“My two years of study at CEIBS left a lasting impression on me,” says Wang. “By engaging in an open and critical exchange of ideas with my classmates, many of whom are experts and leaders in their own industries, I was truly inspired. This had a profound impact on my subsequent career choices.”

Wang’s studies at CEIBS also influenced his business approach. Prior to the GEMBA Programme, he tended to view companies through the narrow prism of his own job. But after studying at CEIBS, he learned to take a more holistic view, spot macro trends, and take a more objective view of business. Armed with this new perspective, two years after completing the GEMBA Programme Wang decided to leave Caixin for Euromoney Institutional Investor PLC.

A Fresh Start

“For many years, Chinese financial media have been exploring how to manage their digital transition and monetise paid content,” says the 10-year veteran of the media industry. “There have been some successes, but overall the business environment is quite challenging.”

After completing the GEMBA Programme, he took the CEIBS Innovative Media Course, where he was elected class president.
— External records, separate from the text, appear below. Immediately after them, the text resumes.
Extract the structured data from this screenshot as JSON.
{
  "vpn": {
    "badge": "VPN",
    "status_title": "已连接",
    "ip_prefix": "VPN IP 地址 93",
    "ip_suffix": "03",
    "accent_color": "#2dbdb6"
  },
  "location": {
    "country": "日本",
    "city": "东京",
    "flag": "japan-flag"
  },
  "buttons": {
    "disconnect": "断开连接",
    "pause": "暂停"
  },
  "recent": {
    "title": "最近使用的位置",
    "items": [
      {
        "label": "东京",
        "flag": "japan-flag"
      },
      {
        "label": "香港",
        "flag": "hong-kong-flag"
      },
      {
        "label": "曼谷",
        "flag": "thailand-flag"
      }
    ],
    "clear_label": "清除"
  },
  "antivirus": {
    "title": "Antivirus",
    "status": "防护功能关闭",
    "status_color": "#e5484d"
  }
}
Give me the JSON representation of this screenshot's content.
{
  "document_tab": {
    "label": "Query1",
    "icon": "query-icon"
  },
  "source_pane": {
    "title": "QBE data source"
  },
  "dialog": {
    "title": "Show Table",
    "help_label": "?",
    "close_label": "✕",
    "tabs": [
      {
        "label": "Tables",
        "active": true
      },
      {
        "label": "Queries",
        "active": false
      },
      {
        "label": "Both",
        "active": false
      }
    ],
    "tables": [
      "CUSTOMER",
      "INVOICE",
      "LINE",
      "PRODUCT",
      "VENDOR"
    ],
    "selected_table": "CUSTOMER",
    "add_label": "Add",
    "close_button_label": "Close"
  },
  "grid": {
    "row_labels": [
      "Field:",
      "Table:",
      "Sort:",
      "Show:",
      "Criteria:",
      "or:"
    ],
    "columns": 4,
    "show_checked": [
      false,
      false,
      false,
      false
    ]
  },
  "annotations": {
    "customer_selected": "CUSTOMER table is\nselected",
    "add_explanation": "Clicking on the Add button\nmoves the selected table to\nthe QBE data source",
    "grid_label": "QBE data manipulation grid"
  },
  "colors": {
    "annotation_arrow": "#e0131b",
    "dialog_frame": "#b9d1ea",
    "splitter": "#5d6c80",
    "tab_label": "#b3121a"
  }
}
Both with his CEIBS classmates and his job at Euromoney, Wang continues to explore and discuss the future of the media industry in today’s fast-changing business environment.

Wang jokingly describes his company as “the investment banker of the media world”. Over the years the company has completed many M&A deals with other media companies, giving it great reach in the financial industry. Towards the end of the 1990s, the firm completed its transformation from a traditional media outlet to a corporate group specialising in the sale of data to institutional investors and business leaders.

Wang believes that Euromoney’s development model is innovative and sustainable. He believes that while most traditional media focus on “generating influence, gaining a voice and becoming the market leader”, Euromoney concentrates on providing trade and investment services for institutional investors, helping customers to create value. 

Wang thinks that this business model is the future of financial media. By generating revenue from the sale of information to institutional investors, Euromoney has created a unique value proposition. Brand premiums created by media influence and customer loyalty generated through offline events combine to form a more stable and integrated business model. At a time when traditional media is struggling to be profitable, London-listed Euromoney Institutional Investor has proven the effectiveness of its business model, generating over£400 million in annual revenue in 2015. 

“With its slogan China Depth, Global Breadth, CEIBS helped me to develop a global vision. I hope my position at Euromoney Institutional Investor PLC will increase my ‘global breadth’ even further, allowing me to help more Chinese media companies who want to perform on the global stage,” says Wang.

 

About Euromoney Institutional Investor PLC

Euromoney Institutional Investor PLC was founded in London in 1969. It owns more than 70 brands, including Euromoney, Metal Bulletin, and Institutional Investor. Its main business areas include data, research and price quotation, media and consulting, and conference events and training.